In the Spotlight : Wildlife Health Newsmaker Interview with Dr. James N. Mills

Wildlife Disease News Digest
In the Spotlight

Wildlife Health Newsmaker Interview with Dr. James N. Mills

Who are you?

James N. Mills, Ph.D., Editor, Journal of Wildlife Diseases (
Retired Chief, Medical Ecology Unit, Viral Special Pathogens Branch, Centers for Disease Control and Prevention
Adjunct Professor, Population Biology, Ecology and Evolution, Emory University
Member, Scientific Committee, DIVERSITAS EcoHealth Cross-cutting Network
Chair, DIVERSITAS EcoHealth, Biodiversity and Emerging Disease working group

What are you working on now?

  • As its Editor, I advocate, represent, and provide leadership for the Journal of Wildlife Diseases, including conducting workshops on writing and publication for scientists and graduate students of wildlife disease in Latin American Countries. The Journal is experiencing a period of rapid global evolution as evidenced by the near-doubling of total numbers of submitted manuscripts and quadrupling of manuscripts from non-North American countries in the last three years.
  • As a senior scientific advisor and consultant to the US Centers for Disease Control and Prevention, US Department of Agriculture, and other federal agencies, I am serving as a consultant and on working groups involving zoonotic disease, climate change, and vaccine studies. I am also providing expert testimony concerning zoonotic pathogens.
  • I am actively working with nongovernmental organizations that advance the translation of research findings to practice; for example organizing and co-chairing a special session on Biodiversity Loss and the Emergence of Infectious Disease for “Planet Under Pressure,” in March, 2012, London.
  • I am providing lectures and training on zoonotic and vector-borne disease topics and wildlife disease research and safety in national and international forums. In November I will give a keynote presentation on climate change and emerging zoonotic diseases for the symposium “Strategies for Zoonoses Prevention under Climate Change” in Taipei, Taiwan.
  • I am mentoring a soon-to-graduate Ph.D. student studying Disease Ecology at Emory University, and serving on dissertation committees for several other Ph.D. students.
  • I continue to collaborate in ongoing research projects in several countries (e.g, Colombia, Brazil, Peru) and to publish original scientific articles in wildlife and zoonotic disease ecology.

How does your work benefit wildlife disease research?

Promulgation of research results in the scientific literature is the primary means by which knowledge grows and discoveries are applied. The Journal of Wildlife Diseases is the premier international journal for Wildlife Disease research.

Just as wildlife biodiversity increases toward the topics, so does the diversity of wildlife pathogens.

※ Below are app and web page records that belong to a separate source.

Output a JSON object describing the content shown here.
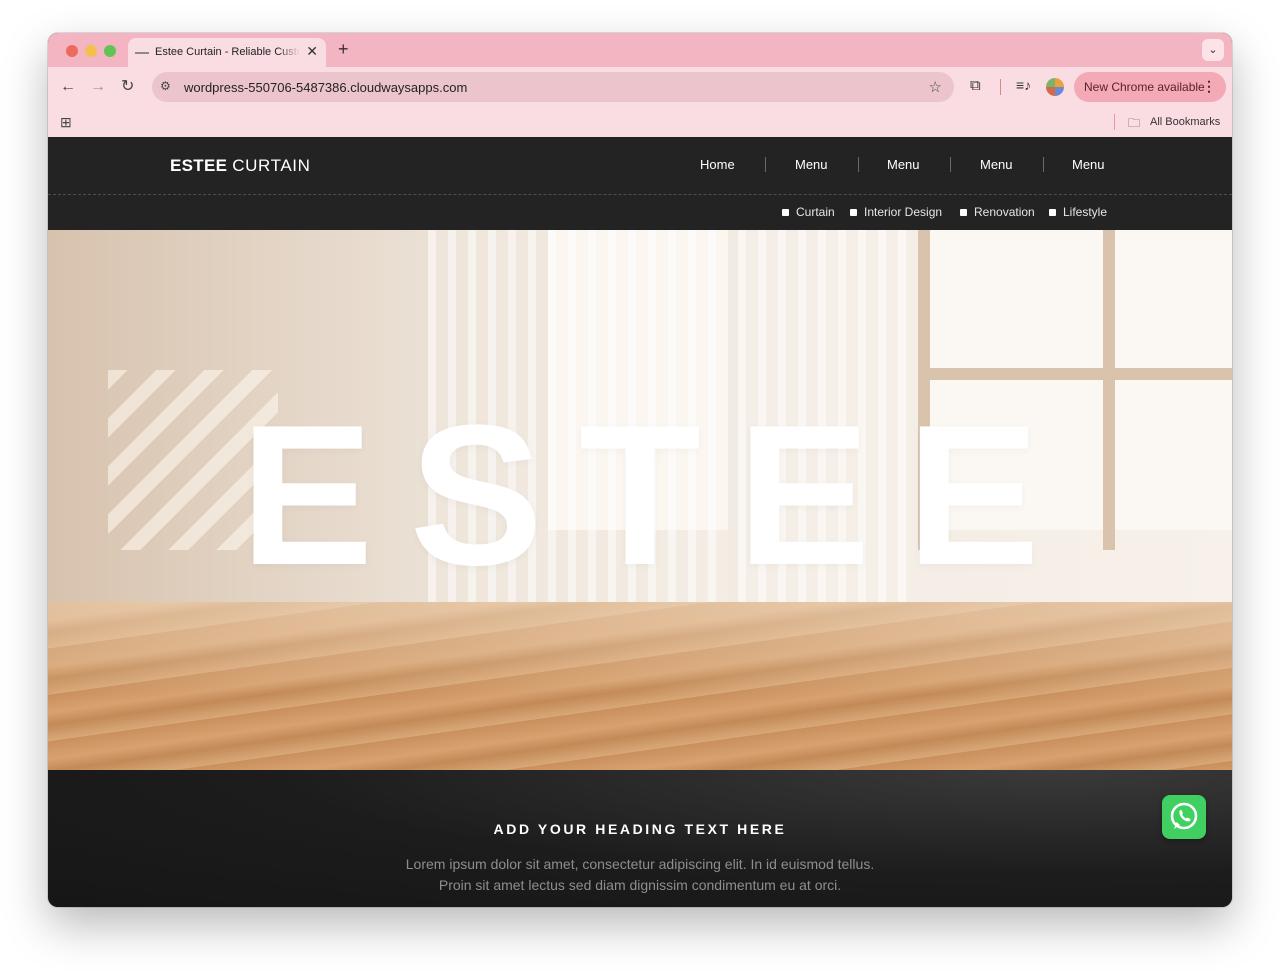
{
  "browser": {
    "tab_title": "Estee Curtain - Reliable Custo",
    "tab_close": "✕",
    "new_tab": "+",
    "tab_menu": "⌄",
    "url": "wordpress-550706-5487386.cloudwaysapps.com",
    "back": "←",
    "forward": "→",
    "reload": "↻",
    "site_info": "⚙",
    "star": "☆",
    "extensions": "⧉",
    "media": "≡♪",
    "update_label": "New Chrome available",
    "update_menu": "⋮",
    "apps": "⊞",
    "folder": "🗀",
    "bookmarks_label": "All Bookmarks"
  },
  "site": {
    "logo_bold": "ESTEE",
    "logo_light": "CURTAIN",
    "nav": [
      "Home",
      "Menu",
      "Menu",
      "Menu",
      "Menu"
    ],
    "subnav": [
      "Curtain",
      "Interior Design",
      "Renovation",
      "Lifestyle"
    ],
    "hero_title": "ESTEE",
    "section_heading": "ADD YOUR HEADING TEXT HERE",
    "section_text_1": "Lorem ipsum dolor sit amet, consectetur adipiscing elit. In id euismod tellus.",
    "section_text_2": "Proin sit amet lectus sed diam dignissim condimentum eu at orci."
  },
  "icons": {
    "whatsapp": "whatsapp-icon"
  },
  "colors": {
    "tabstrip": "#f3b5c1",
    "toolbar": "#fadde3",
    "header": "#232323",
    "whatsapp": "#3fd061"
  }
}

Especially as human encroachment of formerly pristine tropical habitats increases, the tropics will be the primary sources of emerging wildlife and zoonotic diseases. Yet the developing countries of the tropics represent the areas that receive the least research and are least understood.

I believe that our efforts toward internationalization of the Wildlife Disease Association, encouragement of publication by scientists from less represented countries and making the Journal available, free of charge, to scientists from countries in the lowest economic tiers will contribute to more research and greater understanding of wildlife diseases in those areas of the world that are least studied.

What do you see as the most significant challenge for wildlife health professionals today working in the field of wildlife diseases?

For too many years scientists in different disciplines (veterinary science, ecology, public health, conservation) have worked toward overlapping goals without collaboration and published in their own literature. This has resulted in inefficiencies and duplication of effort.

Multi-disciplinary and multi-institutional, collaborative research projects may be the only way to understand the increasingly complex wildlife disease issues brought about by climate change coupled with expanding human perturbation of natural habitats.